Cuban officials say the shortage is the result of the global financial crisis and three devastating hurricanes last summer, which forced cuts in imports as well as domestic production because of reductions in electricity and imports of raw materials.
But CNN commentator Fareed Zakaria says that ``at the bottom of this toilet paper shortage is Cuba's continuing commitment to its bizarro world of socialist economics.''"
A socialist economy is a command economy. That is one of the three economic systems my students learn about in the first week of the semester. The other two are the market and the traditional economy. Socialist economies often have problems like this when they rely on planning. When unforseen events happen they may not be flexible enought to adjust and adapt very quickly.
To learn more about these issues, go to Robert Heilbroner's article on Socialism. Here is a key exerpt:

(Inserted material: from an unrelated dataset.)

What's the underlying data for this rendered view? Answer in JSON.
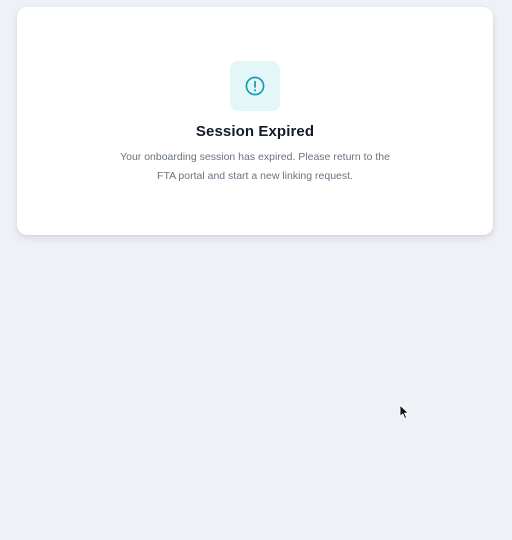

"Through the 1960s the Soviet economy continued to report strong overall growth—roughly twice that of the United States—but observers began to spot signs of impending trouble. One was the difficulty of specifying outputs in terms that would maximize the well-being of everyone in the economy, not merely the bonuses earned by individual factory managers for “overfulfilling” their assigned objectives. The problem was that the plan specified outputs in physical terms. One consequence was that managers maximized yardages or tonnages of output, not its quality. A famous cartoon in the satirical magazine Krokodil showed a factory manager proudly displaying his record output, a single gigantic nail suspended from a crane."